(Records to use begins)

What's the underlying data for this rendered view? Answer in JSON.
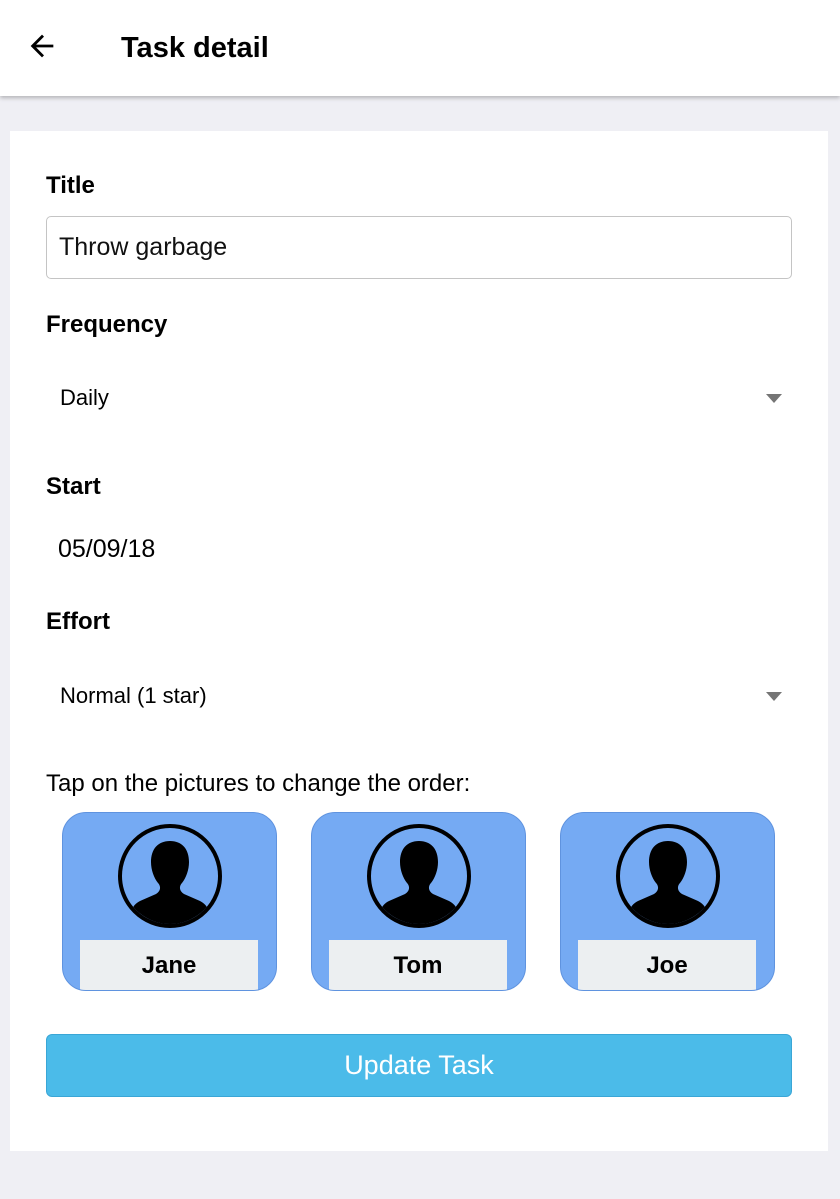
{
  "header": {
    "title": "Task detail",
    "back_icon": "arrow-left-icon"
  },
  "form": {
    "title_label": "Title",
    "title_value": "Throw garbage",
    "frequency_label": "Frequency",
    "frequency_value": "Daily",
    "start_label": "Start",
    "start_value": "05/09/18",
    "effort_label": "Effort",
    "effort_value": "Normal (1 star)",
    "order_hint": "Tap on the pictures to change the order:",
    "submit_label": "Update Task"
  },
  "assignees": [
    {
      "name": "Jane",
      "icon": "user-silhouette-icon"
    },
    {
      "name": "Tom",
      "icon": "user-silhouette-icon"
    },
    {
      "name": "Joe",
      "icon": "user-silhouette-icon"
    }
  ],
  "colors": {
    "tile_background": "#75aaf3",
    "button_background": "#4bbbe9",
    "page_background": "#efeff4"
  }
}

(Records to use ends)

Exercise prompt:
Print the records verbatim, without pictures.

Response area:
What's the underlying data for this rendered view? Answer in JSON.
{
  "header": {
    "title": "Task detail",
    "back_icon": "arrow-left-icon"
  },
  "form": {
    "title_label": "Title",
    "title_value": "Throw garbage",
    "frequency_label": "Frequency",
    "frequency_value": "Daily",
    "start_label": "Start",
    "start_value": "05/09/18",
    "effort_label": "Effort",
    "effort_value": "Normal (1 star)",
    "order_hint": "Tap on the pictures to change the order:",
    "submit_label": "Update Task"
  },
  "assignees": [
    {
      "name": "Jane",
      "icon": "user-silhouette-icon"
    },
    {
      "name": "Tom",
      "icon": "user-silhouette-icon"
    },
    {
      "name": "Joe",
      "icon": "user-silhouette-icon"
    }
  ],
  "colors": {
    "tile_background": "#75aaf3",
    "button_background": "#4bbbe9",
    "page_background": "#efeff4"
  }
}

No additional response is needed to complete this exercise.